cream & the crock
The title of You Am I's instant-classic
greatest-hits smorgasbord is a typical Tim Rogers gesture.
He couldn't possibly consider disc two - "The Crock"
- inferior to the tidy pile of singles that comprises disc
one, but he'd rather make a pithy quip and go write another
song than waste time arguing commercial feasibility with
a bunch of suits.
The alleged "Cream" is indeed the dream compilation
for the casual You Am I fan. Beginning with the frighteningly
raw 1993 studio version of Berlin Chair, it casts its net
over crackerjack rockers Cathy's Clown and Good Mornin',
sensitive young drinkers' ballads Purple Sneakers and Heavy
Heart, and caps it with a balls-out told-you-so: 2001's
underachieving Who Put the Devil In You.
Middle-heavy with tracks from Hi Fi Way and Hourly Daily,
it charts a pub band's uneasy fall into pop with Soldiers
and Mr Milk, then turning its back on comfy chart positions
with the delightfully roughshod Trike, Get Up and one of
Rogers's most affecting moments of adult reflection, Damage.
It's chronological, save for the thematically pleasing finale
of How Much Is Enough, which makes for a neat rhetorical
question at the end of the first disc - the only one that
will remain, one suspects, when this handshake with BMG
is but a fond memory.
"The Crock" is ostensibly more representative
of the band's taste, the upbeat tracklisting dispensing
with chronology, opening with a couple of Hi Fi Way perennials
and one of the band's finest curtain-raisers, Junk. It's
a disc for the true believers, as Rogers would doubtless
put it, ranging a ragged rarity from '91, Cool Hand Luke,
alongside two new Stonesy twangers and under-appreciated
gems such as Beautiful Girl and Gone, Gone, Gone.
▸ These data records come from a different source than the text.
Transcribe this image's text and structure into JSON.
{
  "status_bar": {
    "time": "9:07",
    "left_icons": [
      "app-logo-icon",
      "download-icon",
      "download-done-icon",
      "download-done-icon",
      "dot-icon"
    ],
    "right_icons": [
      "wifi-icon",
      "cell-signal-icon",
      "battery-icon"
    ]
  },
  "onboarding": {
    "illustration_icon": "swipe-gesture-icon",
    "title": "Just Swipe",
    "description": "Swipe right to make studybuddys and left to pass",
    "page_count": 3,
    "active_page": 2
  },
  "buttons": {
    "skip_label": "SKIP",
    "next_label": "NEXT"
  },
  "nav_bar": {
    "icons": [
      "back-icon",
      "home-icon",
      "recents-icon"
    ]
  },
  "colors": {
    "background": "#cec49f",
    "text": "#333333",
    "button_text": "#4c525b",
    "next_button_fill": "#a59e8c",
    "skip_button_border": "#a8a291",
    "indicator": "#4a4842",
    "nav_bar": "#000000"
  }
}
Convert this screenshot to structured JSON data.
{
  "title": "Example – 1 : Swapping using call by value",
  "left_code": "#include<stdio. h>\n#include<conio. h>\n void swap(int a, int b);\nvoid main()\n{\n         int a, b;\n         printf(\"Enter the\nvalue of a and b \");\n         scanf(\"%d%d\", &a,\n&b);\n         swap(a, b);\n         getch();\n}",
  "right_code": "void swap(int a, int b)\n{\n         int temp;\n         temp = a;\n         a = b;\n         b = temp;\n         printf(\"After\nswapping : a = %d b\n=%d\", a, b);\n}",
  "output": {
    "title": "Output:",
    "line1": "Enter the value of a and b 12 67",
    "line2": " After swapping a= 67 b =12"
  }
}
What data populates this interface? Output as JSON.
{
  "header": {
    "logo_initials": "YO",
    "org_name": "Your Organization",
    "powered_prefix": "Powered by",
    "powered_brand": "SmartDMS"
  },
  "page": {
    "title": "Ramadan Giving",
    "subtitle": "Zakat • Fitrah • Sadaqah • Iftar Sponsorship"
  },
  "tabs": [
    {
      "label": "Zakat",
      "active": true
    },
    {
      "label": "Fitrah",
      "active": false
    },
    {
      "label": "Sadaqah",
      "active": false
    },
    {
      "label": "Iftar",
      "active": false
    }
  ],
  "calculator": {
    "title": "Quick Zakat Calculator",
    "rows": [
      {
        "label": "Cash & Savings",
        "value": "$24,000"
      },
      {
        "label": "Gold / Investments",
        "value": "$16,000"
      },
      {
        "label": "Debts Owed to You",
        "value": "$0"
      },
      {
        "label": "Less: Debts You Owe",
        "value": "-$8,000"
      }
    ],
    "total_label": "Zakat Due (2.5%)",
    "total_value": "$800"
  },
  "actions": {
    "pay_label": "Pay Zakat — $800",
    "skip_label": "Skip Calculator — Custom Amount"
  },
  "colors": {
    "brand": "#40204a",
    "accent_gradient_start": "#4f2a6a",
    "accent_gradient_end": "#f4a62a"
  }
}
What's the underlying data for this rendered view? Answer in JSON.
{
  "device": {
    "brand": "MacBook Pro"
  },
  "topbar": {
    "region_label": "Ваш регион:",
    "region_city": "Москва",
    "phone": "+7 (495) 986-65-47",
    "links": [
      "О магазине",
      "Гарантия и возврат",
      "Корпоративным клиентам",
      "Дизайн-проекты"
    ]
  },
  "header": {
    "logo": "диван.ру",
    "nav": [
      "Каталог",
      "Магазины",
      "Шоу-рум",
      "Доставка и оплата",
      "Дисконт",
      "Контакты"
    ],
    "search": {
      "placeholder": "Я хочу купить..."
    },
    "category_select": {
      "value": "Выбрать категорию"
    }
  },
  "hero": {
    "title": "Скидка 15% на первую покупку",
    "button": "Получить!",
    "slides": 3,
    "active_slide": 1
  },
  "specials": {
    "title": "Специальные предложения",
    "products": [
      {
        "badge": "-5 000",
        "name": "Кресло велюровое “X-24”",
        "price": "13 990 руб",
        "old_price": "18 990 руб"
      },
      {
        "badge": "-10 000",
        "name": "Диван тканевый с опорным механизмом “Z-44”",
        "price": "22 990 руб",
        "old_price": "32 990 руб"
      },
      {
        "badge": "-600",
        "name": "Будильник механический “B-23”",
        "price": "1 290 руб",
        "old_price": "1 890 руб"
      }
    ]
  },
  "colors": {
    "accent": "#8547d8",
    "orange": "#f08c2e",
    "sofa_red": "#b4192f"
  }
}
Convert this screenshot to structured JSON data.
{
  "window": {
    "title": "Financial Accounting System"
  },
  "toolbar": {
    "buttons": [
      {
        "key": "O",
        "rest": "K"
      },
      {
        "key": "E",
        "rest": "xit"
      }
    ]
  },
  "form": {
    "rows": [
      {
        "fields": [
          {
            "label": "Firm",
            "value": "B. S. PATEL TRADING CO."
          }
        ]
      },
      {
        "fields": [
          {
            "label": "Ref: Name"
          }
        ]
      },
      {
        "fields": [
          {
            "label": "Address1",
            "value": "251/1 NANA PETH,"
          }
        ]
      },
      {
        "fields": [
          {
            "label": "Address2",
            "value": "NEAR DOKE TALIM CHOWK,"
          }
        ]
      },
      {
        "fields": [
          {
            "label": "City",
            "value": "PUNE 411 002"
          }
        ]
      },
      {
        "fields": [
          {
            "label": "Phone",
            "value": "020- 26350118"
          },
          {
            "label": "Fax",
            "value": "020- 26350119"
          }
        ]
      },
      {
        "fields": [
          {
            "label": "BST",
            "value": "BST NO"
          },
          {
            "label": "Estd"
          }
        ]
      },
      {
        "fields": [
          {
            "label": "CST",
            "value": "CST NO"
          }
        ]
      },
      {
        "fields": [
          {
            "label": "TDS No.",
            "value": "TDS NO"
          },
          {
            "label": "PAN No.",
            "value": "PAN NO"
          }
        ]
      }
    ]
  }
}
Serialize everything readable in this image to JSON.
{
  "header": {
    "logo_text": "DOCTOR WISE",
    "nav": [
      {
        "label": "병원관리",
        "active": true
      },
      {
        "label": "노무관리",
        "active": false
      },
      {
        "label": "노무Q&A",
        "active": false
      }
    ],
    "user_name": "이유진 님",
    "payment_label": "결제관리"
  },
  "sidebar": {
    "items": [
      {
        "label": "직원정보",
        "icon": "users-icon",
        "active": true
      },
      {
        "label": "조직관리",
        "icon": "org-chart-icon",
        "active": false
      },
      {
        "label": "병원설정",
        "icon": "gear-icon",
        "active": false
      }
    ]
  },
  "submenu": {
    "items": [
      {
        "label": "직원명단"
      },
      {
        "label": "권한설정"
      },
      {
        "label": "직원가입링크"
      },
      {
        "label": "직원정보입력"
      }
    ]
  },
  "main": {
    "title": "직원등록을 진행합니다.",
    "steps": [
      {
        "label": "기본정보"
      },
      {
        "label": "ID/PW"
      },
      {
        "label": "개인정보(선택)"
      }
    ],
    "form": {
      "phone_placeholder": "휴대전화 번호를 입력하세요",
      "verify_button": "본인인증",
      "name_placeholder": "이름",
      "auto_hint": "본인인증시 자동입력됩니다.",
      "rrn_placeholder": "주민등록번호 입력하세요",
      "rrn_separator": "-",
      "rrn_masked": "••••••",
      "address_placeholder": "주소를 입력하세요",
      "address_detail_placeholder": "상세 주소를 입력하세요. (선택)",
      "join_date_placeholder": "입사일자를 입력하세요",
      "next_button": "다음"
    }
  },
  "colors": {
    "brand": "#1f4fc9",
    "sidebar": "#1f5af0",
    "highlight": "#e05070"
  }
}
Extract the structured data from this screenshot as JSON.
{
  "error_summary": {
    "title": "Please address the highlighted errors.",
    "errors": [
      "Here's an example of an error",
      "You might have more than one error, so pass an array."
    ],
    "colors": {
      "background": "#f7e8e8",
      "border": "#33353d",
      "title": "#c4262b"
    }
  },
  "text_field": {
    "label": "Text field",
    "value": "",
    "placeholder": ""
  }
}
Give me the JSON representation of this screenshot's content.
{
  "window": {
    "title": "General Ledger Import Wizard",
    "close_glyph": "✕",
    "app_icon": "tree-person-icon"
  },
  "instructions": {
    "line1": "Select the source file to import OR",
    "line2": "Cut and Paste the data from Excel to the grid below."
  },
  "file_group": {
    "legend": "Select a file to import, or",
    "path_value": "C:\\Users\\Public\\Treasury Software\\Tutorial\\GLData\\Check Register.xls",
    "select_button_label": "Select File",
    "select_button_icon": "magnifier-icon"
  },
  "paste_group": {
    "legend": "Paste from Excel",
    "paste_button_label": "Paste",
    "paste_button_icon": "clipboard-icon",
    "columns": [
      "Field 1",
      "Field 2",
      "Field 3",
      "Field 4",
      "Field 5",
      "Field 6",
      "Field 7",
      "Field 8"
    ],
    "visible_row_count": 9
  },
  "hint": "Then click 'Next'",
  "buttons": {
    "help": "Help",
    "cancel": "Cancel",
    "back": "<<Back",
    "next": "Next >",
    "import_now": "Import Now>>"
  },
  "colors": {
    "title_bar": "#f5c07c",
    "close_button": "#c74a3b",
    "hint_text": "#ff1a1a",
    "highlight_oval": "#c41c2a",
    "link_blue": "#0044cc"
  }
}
Also essential
for fans are the acoustic B-side, Open All Night, and the
band's version of Trouble, sung by Powderfinger's Bernard
Fanning on the Dirty Deeds soundtrack.
It's almost pointless to reiterate the obvious about You
Am I. Their unspeakably soulful, crashing and swaggering
chemistry either makes your toes curl or leaves you cold.
Rogers' priceless, self-deprecating turns of phrase - "This
suit's been suckin' on me like a cheap cigarette",
for instance - either make you splutter into your drink
or go clean over your head.
It doubtless helps, too, if you happened to standing in
a pool of beer and butts when any of the 33 songs first
made you feel like you were in precisely the right time
and place in rock'n'roll history. Either way, like an inspired
local brew made to an age-old formula, this album comprises
a great deal of what Australian rock fans have to be proud
By Michael Dwyer